Activity
Copy out all lines of the records in which the word "Full" appears.

Items from an interface collection
---

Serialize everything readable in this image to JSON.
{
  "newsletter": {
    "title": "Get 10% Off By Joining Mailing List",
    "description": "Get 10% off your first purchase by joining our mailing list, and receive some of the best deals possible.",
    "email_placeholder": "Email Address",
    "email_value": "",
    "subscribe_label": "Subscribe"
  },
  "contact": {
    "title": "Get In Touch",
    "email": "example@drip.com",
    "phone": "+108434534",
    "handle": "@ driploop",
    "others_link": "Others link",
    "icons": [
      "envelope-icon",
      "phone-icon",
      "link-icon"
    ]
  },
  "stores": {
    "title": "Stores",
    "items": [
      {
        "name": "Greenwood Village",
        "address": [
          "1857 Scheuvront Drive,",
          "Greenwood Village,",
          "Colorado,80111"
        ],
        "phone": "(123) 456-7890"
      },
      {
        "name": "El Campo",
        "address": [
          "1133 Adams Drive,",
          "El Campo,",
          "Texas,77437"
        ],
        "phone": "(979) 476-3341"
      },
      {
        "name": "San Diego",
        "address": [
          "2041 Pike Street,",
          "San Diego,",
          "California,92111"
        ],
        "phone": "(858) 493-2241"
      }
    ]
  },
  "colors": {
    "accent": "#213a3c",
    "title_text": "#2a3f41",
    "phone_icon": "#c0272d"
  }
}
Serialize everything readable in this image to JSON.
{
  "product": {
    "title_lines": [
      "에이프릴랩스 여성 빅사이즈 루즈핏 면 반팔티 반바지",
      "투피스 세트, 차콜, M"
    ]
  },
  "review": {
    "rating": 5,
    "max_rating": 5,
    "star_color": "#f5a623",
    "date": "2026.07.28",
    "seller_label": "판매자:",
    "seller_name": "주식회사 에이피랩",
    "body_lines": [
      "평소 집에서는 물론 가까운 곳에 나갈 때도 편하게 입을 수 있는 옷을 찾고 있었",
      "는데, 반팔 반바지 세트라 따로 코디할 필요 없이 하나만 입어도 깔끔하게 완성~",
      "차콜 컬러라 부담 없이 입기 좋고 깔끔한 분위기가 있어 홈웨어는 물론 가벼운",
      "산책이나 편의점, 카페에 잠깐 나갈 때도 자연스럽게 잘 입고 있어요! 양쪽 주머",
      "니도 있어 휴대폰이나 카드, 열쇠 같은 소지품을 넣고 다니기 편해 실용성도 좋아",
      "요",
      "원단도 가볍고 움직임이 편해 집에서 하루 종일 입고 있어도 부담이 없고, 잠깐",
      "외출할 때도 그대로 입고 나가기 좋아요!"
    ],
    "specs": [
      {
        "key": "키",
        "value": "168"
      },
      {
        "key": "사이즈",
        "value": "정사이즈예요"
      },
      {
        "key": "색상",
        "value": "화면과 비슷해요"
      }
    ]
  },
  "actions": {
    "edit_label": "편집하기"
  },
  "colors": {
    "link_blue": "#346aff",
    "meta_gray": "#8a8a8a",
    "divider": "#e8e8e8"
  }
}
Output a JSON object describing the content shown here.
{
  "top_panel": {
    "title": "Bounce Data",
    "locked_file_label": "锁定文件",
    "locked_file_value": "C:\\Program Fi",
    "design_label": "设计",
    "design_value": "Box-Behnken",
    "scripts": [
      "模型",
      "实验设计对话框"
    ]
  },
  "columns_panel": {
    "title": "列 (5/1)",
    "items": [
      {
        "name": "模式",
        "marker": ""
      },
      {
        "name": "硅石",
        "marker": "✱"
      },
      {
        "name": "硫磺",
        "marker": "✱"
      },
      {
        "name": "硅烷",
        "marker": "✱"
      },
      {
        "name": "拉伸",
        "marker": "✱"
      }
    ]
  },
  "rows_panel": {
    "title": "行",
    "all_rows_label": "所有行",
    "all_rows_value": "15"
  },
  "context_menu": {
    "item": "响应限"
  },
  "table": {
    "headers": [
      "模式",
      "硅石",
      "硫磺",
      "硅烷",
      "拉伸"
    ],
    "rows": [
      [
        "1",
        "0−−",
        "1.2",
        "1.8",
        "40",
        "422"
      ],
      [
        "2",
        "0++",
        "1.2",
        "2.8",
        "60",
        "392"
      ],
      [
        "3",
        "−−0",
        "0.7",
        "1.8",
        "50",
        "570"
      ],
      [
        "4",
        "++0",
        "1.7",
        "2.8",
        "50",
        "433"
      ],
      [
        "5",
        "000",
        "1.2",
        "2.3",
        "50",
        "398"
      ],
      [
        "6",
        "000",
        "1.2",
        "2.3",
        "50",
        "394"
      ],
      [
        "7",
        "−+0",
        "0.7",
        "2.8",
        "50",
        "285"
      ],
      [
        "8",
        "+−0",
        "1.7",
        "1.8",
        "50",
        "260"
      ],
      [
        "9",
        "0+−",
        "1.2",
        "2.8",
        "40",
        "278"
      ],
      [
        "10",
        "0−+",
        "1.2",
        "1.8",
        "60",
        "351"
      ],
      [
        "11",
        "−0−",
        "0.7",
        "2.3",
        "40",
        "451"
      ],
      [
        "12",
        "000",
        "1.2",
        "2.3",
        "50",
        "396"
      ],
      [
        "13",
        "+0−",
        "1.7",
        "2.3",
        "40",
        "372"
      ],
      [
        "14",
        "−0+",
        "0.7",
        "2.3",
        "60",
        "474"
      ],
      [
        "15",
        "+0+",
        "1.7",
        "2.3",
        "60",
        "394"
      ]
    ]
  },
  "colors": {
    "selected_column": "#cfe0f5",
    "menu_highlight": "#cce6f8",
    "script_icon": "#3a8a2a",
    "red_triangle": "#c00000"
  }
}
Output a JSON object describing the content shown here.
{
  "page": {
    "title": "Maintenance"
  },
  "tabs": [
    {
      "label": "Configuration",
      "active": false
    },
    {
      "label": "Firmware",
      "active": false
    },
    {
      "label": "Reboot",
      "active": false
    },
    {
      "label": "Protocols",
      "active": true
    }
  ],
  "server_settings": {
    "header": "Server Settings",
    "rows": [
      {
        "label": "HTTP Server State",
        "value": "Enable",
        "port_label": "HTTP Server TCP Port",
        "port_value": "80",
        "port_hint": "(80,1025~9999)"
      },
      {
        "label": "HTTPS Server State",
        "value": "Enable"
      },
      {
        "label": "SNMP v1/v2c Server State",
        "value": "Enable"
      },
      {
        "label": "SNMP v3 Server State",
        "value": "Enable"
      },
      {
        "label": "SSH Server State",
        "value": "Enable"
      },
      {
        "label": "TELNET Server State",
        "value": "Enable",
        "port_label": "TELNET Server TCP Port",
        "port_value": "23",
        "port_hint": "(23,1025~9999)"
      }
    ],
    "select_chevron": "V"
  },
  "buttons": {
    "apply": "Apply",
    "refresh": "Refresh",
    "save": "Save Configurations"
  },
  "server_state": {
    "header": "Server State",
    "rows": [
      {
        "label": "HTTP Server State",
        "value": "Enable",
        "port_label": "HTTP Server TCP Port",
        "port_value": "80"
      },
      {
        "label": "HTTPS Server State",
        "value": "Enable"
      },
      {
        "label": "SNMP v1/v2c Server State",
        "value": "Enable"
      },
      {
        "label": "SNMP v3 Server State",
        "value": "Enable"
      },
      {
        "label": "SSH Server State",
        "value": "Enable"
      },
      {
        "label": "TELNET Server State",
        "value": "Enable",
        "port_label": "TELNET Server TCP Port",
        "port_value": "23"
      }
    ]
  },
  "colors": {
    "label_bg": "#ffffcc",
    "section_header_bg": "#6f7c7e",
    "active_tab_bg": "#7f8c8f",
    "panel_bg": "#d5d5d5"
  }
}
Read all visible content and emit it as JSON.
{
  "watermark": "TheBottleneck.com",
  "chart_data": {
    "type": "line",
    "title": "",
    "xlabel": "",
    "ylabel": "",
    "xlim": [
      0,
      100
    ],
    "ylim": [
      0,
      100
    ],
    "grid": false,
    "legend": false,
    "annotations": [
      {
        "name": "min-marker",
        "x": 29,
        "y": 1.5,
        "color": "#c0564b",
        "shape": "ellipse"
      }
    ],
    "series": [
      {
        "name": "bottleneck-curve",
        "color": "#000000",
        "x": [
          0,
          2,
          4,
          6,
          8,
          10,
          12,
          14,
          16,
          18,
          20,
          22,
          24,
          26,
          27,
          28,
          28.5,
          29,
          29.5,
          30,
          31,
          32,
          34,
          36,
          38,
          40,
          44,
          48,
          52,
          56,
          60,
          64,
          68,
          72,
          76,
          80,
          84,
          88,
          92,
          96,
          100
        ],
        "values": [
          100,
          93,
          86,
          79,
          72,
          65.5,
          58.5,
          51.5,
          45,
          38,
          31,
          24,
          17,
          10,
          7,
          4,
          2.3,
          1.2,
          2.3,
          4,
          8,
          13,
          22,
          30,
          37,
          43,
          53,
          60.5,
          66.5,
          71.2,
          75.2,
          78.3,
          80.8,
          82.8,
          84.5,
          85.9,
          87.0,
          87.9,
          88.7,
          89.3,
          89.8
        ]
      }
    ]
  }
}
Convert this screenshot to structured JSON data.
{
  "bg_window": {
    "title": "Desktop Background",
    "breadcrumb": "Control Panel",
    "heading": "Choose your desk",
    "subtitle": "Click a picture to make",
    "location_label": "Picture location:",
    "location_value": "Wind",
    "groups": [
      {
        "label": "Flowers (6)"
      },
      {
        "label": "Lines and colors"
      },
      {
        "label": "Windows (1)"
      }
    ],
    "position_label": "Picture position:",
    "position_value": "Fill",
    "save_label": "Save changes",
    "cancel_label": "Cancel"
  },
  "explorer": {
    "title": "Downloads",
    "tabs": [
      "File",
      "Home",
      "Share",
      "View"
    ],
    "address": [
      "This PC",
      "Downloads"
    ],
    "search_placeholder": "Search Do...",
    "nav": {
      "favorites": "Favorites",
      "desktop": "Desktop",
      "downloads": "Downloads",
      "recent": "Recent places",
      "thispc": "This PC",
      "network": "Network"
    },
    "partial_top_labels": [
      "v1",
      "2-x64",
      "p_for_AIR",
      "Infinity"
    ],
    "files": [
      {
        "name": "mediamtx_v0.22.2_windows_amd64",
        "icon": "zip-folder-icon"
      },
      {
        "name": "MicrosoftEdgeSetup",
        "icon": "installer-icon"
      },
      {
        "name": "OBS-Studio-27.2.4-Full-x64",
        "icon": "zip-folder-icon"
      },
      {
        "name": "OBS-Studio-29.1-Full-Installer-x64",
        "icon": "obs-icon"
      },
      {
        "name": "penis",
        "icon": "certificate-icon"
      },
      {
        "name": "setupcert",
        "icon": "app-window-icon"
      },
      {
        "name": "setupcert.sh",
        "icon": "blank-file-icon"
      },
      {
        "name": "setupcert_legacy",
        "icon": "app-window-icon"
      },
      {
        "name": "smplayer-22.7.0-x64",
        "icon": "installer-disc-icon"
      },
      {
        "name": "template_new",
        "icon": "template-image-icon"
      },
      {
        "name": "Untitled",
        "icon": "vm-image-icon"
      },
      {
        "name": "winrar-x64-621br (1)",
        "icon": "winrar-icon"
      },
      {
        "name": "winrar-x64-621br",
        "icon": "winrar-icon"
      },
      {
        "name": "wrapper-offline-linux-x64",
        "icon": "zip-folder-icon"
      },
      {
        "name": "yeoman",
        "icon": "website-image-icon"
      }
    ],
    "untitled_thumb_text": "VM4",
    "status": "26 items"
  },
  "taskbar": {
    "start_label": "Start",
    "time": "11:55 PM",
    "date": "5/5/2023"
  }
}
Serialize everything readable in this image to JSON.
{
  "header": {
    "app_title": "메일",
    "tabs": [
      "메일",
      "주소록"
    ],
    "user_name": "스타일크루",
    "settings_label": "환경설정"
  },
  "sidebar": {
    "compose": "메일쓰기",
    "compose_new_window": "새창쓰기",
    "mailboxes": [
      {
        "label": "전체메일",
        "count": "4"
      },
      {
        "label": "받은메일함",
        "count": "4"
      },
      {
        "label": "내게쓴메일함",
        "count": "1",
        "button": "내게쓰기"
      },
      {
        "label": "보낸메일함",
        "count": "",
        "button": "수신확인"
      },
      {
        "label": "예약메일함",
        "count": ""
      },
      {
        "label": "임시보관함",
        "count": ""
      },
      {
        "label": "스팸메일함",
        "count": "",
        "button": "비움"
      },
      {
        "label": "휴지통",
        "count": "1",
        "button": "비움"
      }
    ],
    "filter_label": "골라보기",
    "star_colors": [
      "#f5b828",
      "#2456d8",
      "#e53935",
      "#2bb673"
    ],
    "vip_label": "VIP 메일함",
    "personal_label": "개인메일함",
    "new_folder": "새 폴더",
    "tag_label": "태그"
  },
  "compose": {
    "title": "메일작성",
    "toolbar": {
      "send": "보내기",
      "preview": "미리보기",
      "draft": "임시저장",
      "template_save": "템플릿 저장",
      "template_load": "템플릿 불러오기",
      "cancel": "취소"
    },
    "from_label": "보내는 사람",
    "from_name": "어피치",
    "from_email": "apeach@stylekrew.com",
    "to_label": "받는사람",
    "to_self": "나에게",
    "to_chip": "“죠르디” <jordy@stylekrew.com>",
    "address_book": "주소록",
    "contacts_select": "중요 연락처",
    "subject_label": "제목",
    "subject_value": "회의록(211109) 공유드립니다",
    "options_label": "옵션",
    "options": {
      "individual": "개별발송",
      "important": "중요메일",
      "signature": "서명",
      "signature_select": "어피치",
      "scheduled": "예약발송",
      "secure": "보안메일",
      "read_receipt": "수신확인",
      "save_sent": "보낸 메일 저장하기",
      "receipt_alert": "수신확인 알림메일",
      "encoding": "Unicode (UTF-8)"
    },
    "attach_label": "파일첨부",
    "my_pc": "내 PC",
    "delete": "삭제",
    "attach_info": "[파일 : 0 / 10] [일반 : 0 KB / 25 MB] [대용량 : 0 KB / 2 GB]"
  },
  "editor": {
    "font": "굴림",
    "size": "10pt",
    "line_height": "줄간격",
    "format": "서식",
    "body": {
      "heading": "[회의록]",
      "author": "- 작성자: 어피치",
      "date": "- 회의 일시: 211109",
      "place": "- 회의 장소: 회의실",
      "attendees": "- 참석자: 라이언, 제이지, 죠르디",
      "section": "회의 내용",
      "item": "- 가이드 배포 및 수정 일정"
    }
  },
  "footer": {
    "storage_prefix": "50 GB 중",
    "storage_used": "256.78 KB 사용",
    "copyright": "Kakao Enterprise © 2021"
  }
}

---

Answer below
        "name": "OBS-Studio-27.2.4-Full-x64",
        "name": "OBS-Studio-29.1-Full-Installer-x64",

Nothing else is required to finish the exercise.